Attorney Shawn Foster, who is representing Bradforth’s father, said negotiations with the school are productive, but if efforts aren’t successful within the next several weeks, he may file a lawsuit in February.  

According to the independent investigation, there were “a series of events” culminating in Bradforth’s death. It said he struggled to complete 36 50-yard sprints at an altitude of 2,800 feet during his first practice. He had left his hometown of Neptune, New Jersey — which sits at sea level — two days earlier.

Nearly 30 minutes after practice, football players found Bradforth sitting on the ground leaning against a brick wall at his dorm. When a coach reached Bradforth in the alley, players asked him to call 911, but 11 more minutes passed before the athletic trainer called for an ambulance. 
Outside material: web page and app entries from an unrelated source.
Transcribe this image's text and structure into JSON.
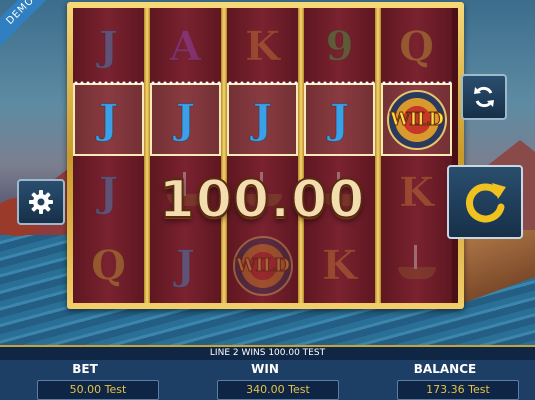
{
  "demo_badge": "DEMO",
  "reels": [
    [
      "J",
      "J",
      "J",
      "Q"
    ],
    [
      "A",
      "J",
      "ship",
      "J"
    ],
    [
      "K",
      "J",
      "ship",
      "WILD"
    ],
    [
      "9",
      "J",
      "ship",
      "K"
    ],
    [
      "Q",
      "WILD",
      "K",
      "ship"
    ]
  ],
  "winning_line": {
    "row": 1,
    "positions": [
      0,
      1,
      2,
      3,
      4
    ]
  },
  "win_amount": "100.00",
  "status_message": "LINE 2 WINS 100.00 TEST",
  "bet": {
    "label": "BET",
    "value": "50.00 Test"
  },
  "win": {
    "label": "WIN",
    "value": "340.00 Test"
  },
  "balance": {
    "label": "BALANCE",
    "value": "173.36 Test"
  },
  "buttons": {
    "settings_icon": "gear-icon",
    "autoplay_icon": "refresh-arrows-icon",
    "spin_icon": "spin-arrow-icon"
  },
  "colors": {
    "reel_background": "#7a2230",
    "frame_gold": "#e0b84a",
    "panel_blue": "#1d3f66",
    "value_text": "#e6c24a"
  }
}
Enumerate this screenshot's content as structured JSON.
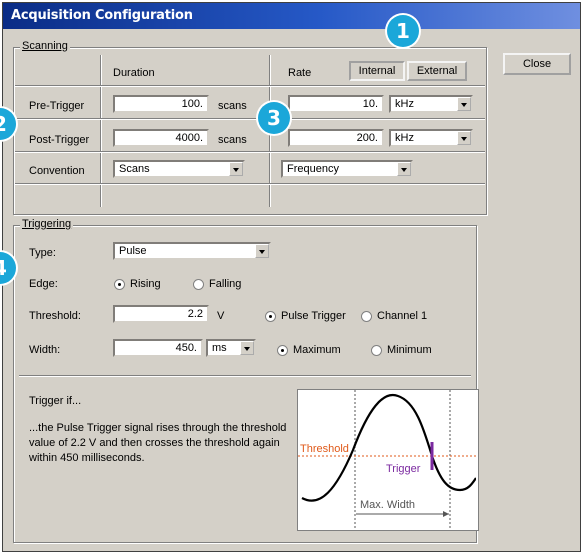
{
  "window": {
    "title": "Acquisition Configuration"
  },
  "scanning": {
    "group_label": "Scanning",
    "col_duration": "Duration",
    "col_rate": "Rate",
    "internal_label": "Internal",
    "external_label": "External",
    "pretrigger": {
      "label": "Pre-Trigger",
      "value": "100.",
      "unit": "scans",
      "rate": "10.",
      "rate_unit": "kHz"
    },
    "posttrigger": {
      "label": "Post-Trigger",
      "value": "4000.",
      "unit": "scans",
      "rate": "200.",
      "rate_unit": "kHz"
    },
    "convention": {
      "label": "Convention",
      "value": "Scans",
      "rate_value": "Frequency"
    }
  },
  "close_label": "Close",
  "triggering": {
    "group_label": "Triggering",
    "type_label": "Type:",
    "type_value": "Pulse",
    "edge_label": "Edge:",
    "rising_label": "Rising",
    "falling_label": "Falling",
    "threshold_label": "Threshold:",
    "threshold_value": "2.2",
    "threshold_unit": "V",
    "pulse_trigger_label": "Pulse Trigger",
    "channel1_label": "Channel 1",
    "width_label": "Width:",
    "width_value": "450.",
    "width_unit": "ms",
    "maximum_label": "Maximum",
    "minimum_label": "Minimum",
    "trigger_if": "Trigger if...",
    "description": "...the Pulse Trigger signal rises through the threshold value of 2.2 V and then crosses the threshold again within 450 milliseconds."
  },
  "diagram": {
    "threshold_label": "Threshold",
    "trigger_label": "Trigger",
    "maxwidth_label": "Max. Width",
    "threshold_color": "#e05a1a",
    "marker_color": "#7b2aa0"
  },
  "badges": [
    "1",
    "2",
    "3",
    "4"
  ],
  "badge_color": "#1ba7d9"
}
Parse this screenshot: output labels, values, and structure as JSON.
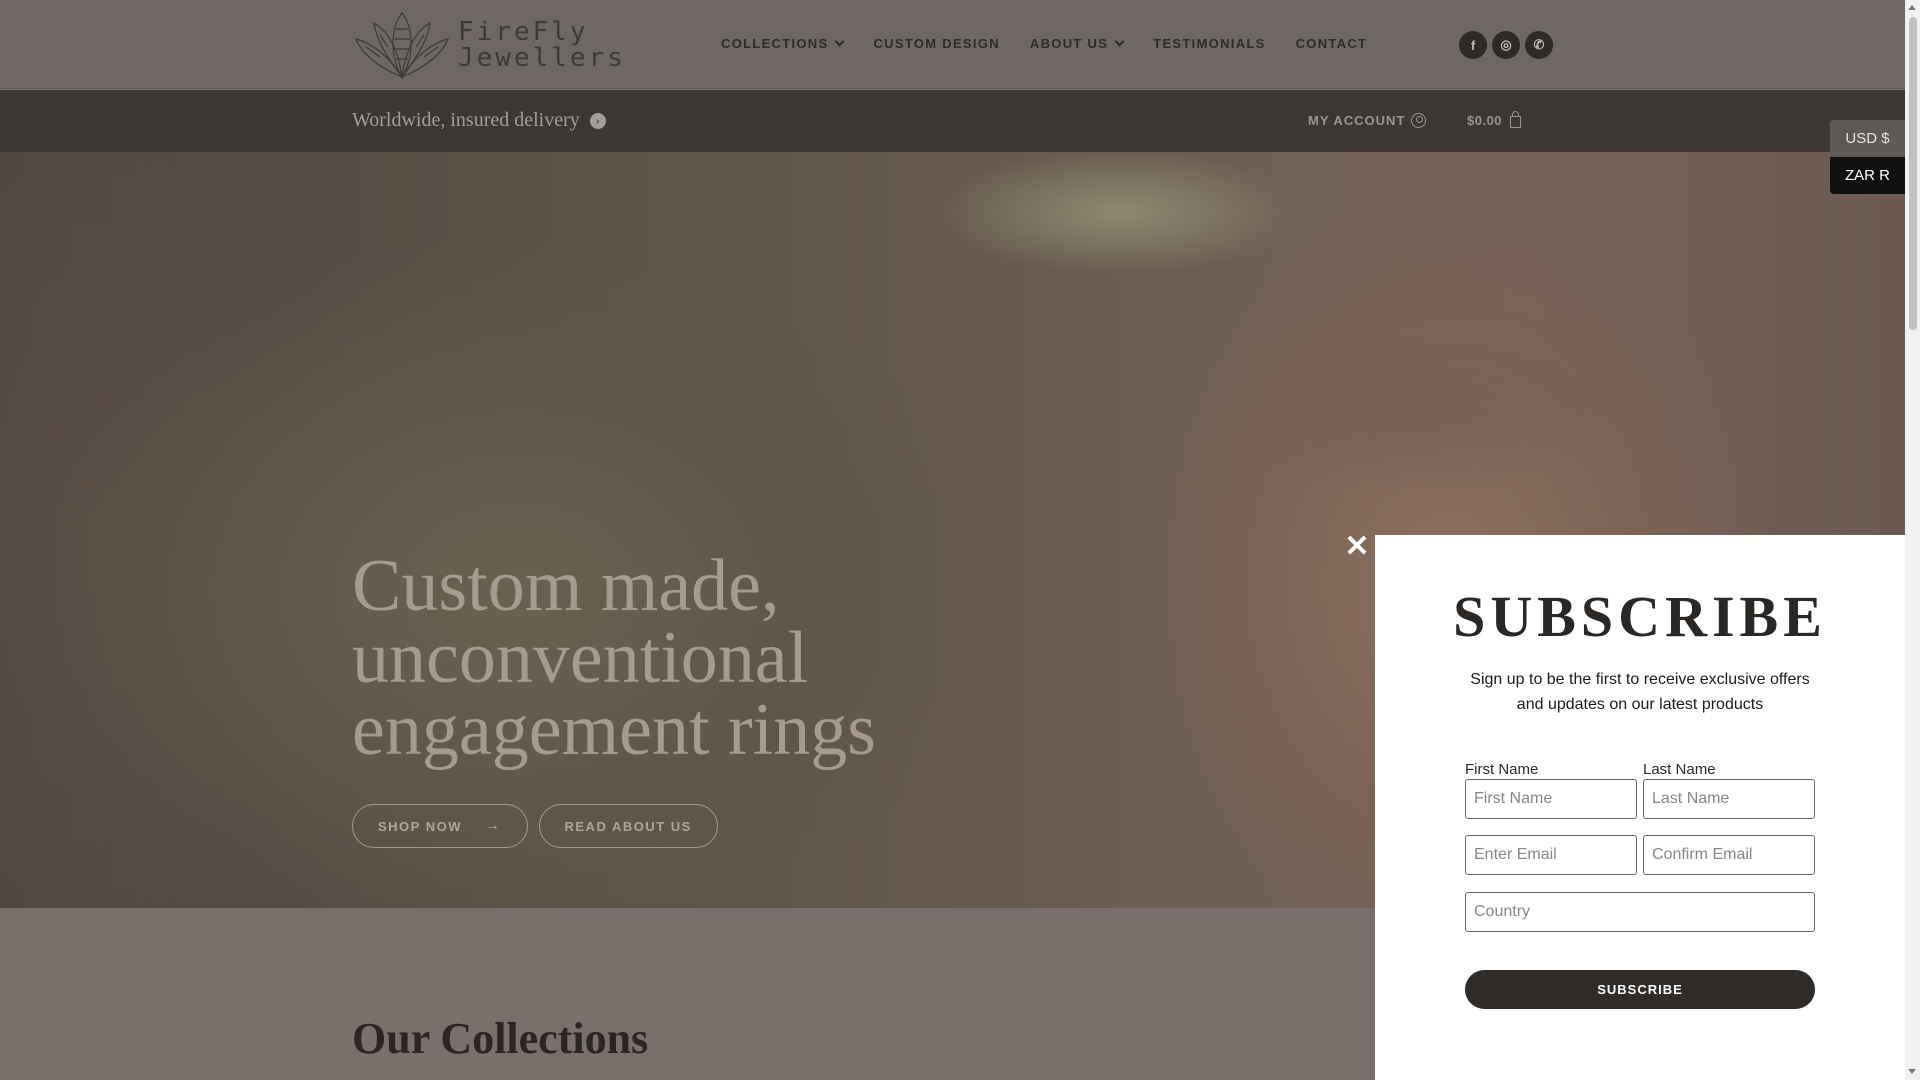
{
  "header": {
    "logo": {
      "line1": "FireFly",
      "line2": "Jewellers",
      "icon": "lotus-logo-icon"
    },
    "nav": [
      {
        "label": "COLLECTIONS",
        "dropdown": true
      },
      {
        "label": "CUSTOM DESIGN",
        "dropdown": false
      },
      {
        "label": "ABOUT US",
        "dropdown": true
      },
      {
        "label": "TESTIMONIALS",
        "dropdown": false
      },
      {
        "label": "CONTACT",
        "dropdown": false
      }
    ],
    "socials": [
      {
        "icon": "facebook-icon",
        "glyph": "f"
      },
      {
        "icon": "instagram-icon",
        "glyph": "◎"
      },
      {
        "icon": "whatsapp-icon",
        "glyph": "✆"
      }
    ]
  },
  "subbar": {
    "delivery_text": "Worldwide, insured delivery",
    "account_label": "MY ACCOUNT",
    "cart_total": "$0.00"
  },
  "currency": {
    "options": [
      "USD $",
      "ZAR R"
    ],
    "selected": "USD $"
  },
  "hero": {
    "title_lines": [
      "Custom made,",
      "unconventional",
      "engagement rings"
    ],
    "shop_label": "SHOP NOW",
    "about_label": "READ ABOUT US"
  },
  "collections": {
    "title": "Our Collections"
  },
  "popup": {
    "title": "SUBSCRIBE",
    "description": "Sign up to be the first to receive exclusive offers and updates on our latest products",
    "first_name_label": "First Name",
    "last_name_label": "Last Name",
    "first_name_placeholder": "First Name",
    "last_name_placeholder": "Last Name",
    "email_placeholder": "Enter Email",
    "confirm_email_placeholder": "Confirm Email",
    "country_placeholder": "Country",
    "button_label": "SUBSCRIBE",
    "close_glyph": "✕"
  },
  "colors": {
    "header_bg": "#6e6763",
    "subbar_bg": "#3b3733",
    "overlay": "#7a6f6a",
    "button_dark": "#2f2c2a",
    "currency_active": "#111010"
  }
}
Attorney Chris Dove, who represents Bradforth’s mother, Joann Atkins-Ingram, told the Kansas News Service that she wants to see changes within college athletic departments.

“(It’s) not the first time this has happened,” Dove said. “This isn’t like a cardiac event; it’s really extremely preventable. The signals of it are very easy to pick up and you can stop it immediately.”

Dove also said athletic departments should have tubs or trays for students who need to be cooled down with ice.

The investigation noted that Bradforth’s “core temperature was never assessed and no effective method of cooling him was ever implemented by anyone.”

Bradforth’s death led to a bill, filed by New Jersey U.S. Rep. Chris Smith, who represents Bradforth’s hometown. It would establish a commission to study heatstroke in young athletes; the bill has been assigned to a committee but hasn’t advanced beyond that.

Corinne Boyer covers western Kansas for High Plains Public Radio and the Kansas News Service. You can follow her on Twitter @corinne_boyer or or email cboyer (at) hppr (dot) org. The Kansas News Service is a collaboration of KCUR, Kansas Public Radio, KMUW and High Plains Public Radio focused on the health and well-being of Kansans, their communities and civic life.

Kansas News Service stories and photos may be republished by news media at no cost with proper attribution and a link to ksnewsservice.org

Copyright 2019 High Plains Public Radio

Corinne Boyer
Corinne Boyer is a reporter for the Kansas News Service at High Plains Public Radio in Garden City, Kansas. Following graduation, Corinne moved to New York City where she interned for a few record labels, worked as a restaurant hostess and for a magazine publisher. She then moved to Yongin, South Korea where she taught English and traveled to Taiwan, Thailand, Belgium and South Africa. Corinne loved meeting new people and hearing their stories. Her travels and experiences inspired her to attend graduate school. In 2015, she graduated with a Master of Science in journalism degree from the University of Oregon. She gained her first newsroom experience at KLCC—Eugene’s NPR affiliate. In 2017, she earned the Tom Parker Award for Media Excellence for a feature story she wrote about the opioid epidemic in Oregon. That year, she was also named an Emerging Journalist Fellow by the Journalism and Women Symposium.